Like Springsteen's recent work, Dave Alvin's songs move away from youthful anthems about Life's Big Moments to deeper and more intimate portraits of smaller but more universal--and sometimes desperate-- ones.
There's a tendency to equate hard times only with economic downturns, but hard times are a way of life for millions of people, and this is the territory that records like "Born in the U.S.A." and "Hardline" explore. These aren't autobiographical tales, but rich psychological studies designed to convey strong moods.
Beneath the stylistic salute to Elvis and rockabilly, "Trouble Bound" tells about a man who haunts the bars, looking for any escape from his tensions.
There's a demon deep inside of me
Sometimes I let the old boy run free
Trying to make a living during the day
Deep in the night I throw it all away
"Just Another Sunday" is about despair. Co-written by Alvin and X's John Doe, the song is set in a small-town motel, where someone sits alone with his anguish.
Maybe I'll go for a ride out in the hills
A 110 across the hot farm land. . . .
Maybe I'll just stay here where I am
This small room it seems to understand
Other songs range from social commentary (the racism outlined in "Dark Night" and the political apathy in "Common Man") to reflections on romantic anxieties.
The album's closing song, "Rock and Roll Will Stand," also has its cynical side. It contrasts the new kid in town who is courted by the star-making machinery with the veteran musician who never made it but is still hanging on to his dreams. After he gets off his day job, he heads out to play at a nightspot on the edge of town.

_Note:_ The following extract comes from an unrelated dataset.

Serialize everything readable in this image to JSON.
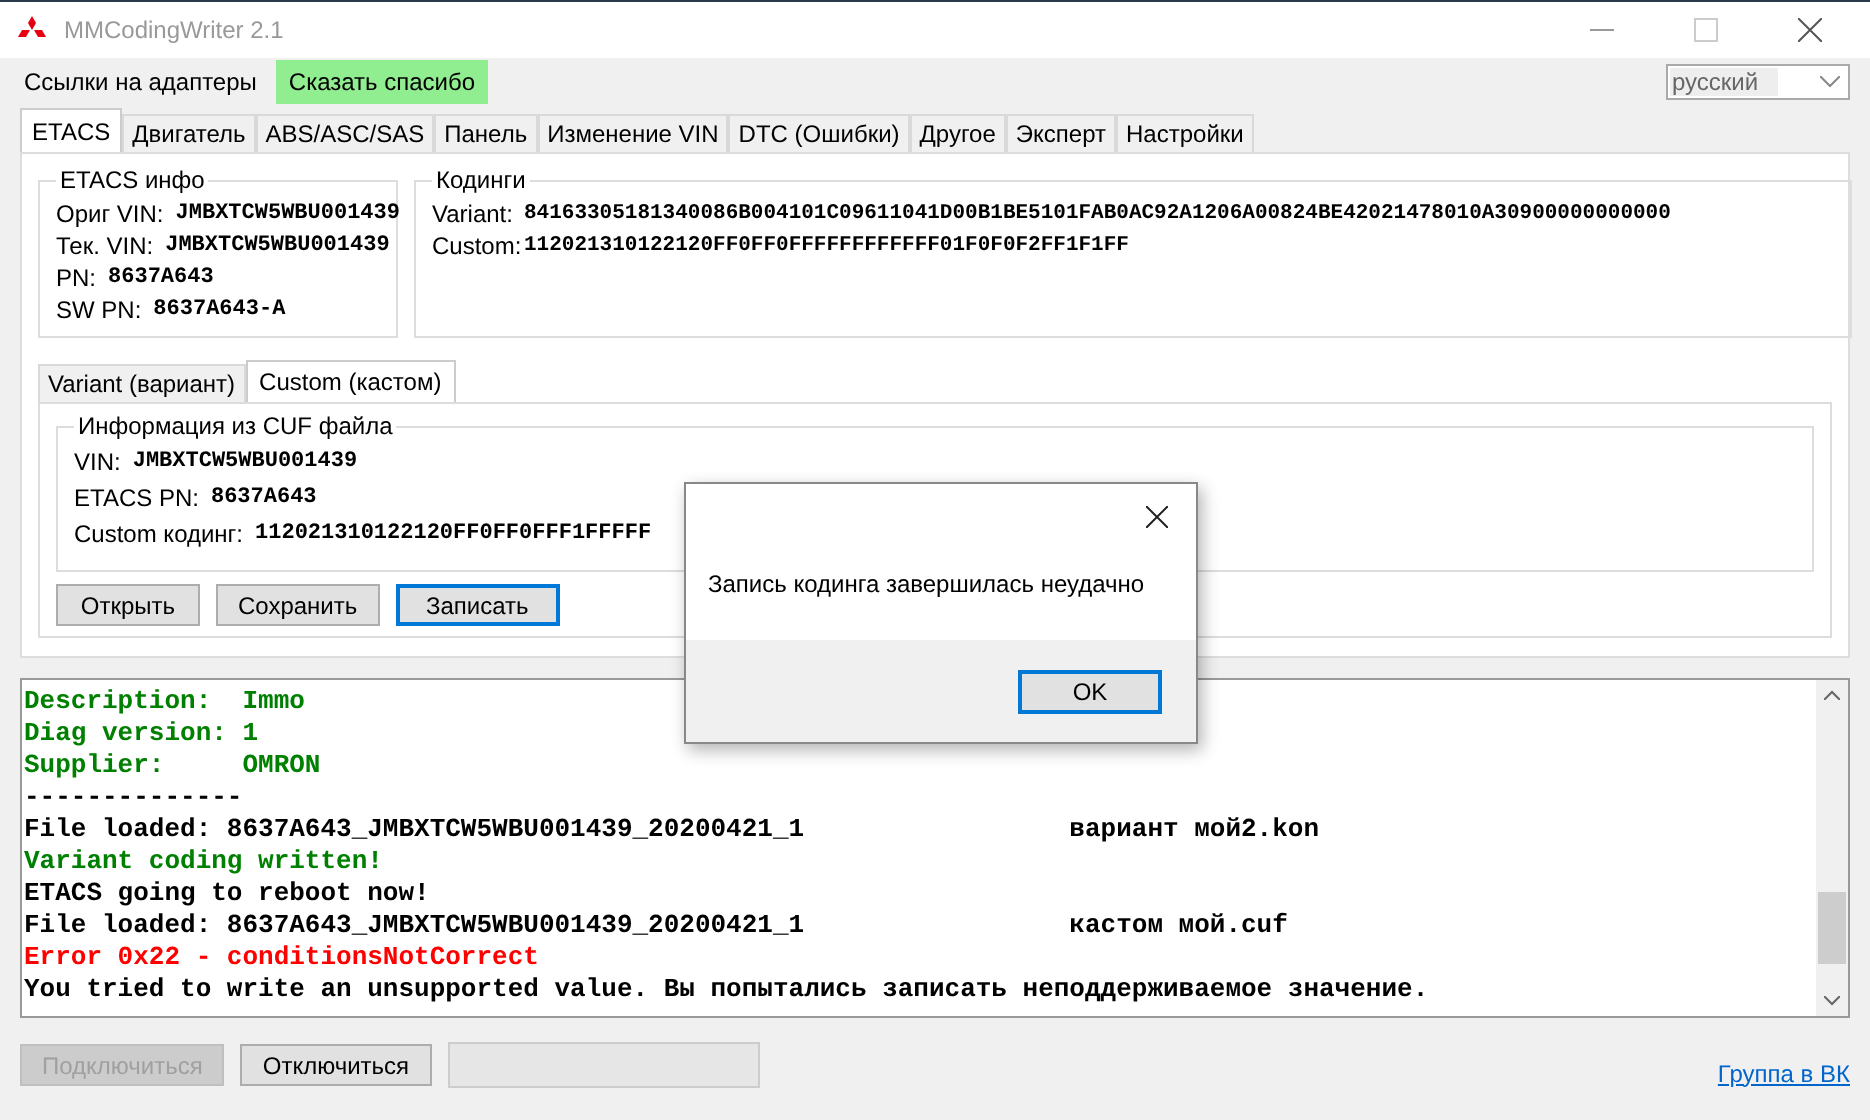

Despite Alvin's cynicism about the star-making process, he has obvious affection for that musician who loves the music so much that he is still playing it, even though the chances are he'll never even be able to make enough to quit his day job. It's that passion that will make rock 'n' roll stand, not the trendy bands that pump millions into the rock machinery but sap the music from its heart.
The veteran musician may not have made it to higher ground because he never got the right break or because he simply wasn't good enough. As long as that caring spirit is alive, however, there's a chance someone else may come along with the talent to put those pieces together. That's what the Blasters have done in "Hardline."
Summarized Alvin: "Everything's real encouraging when I think of the bands that two years ago were having hit records and aren't even around anymore. But X, the Blasters and the Circle Jerks--these certain kinds of bands--are still here. We connected with our audience, and they support us. That's when I knew we were doing something right. You can see in their faces what you don't see in the charts."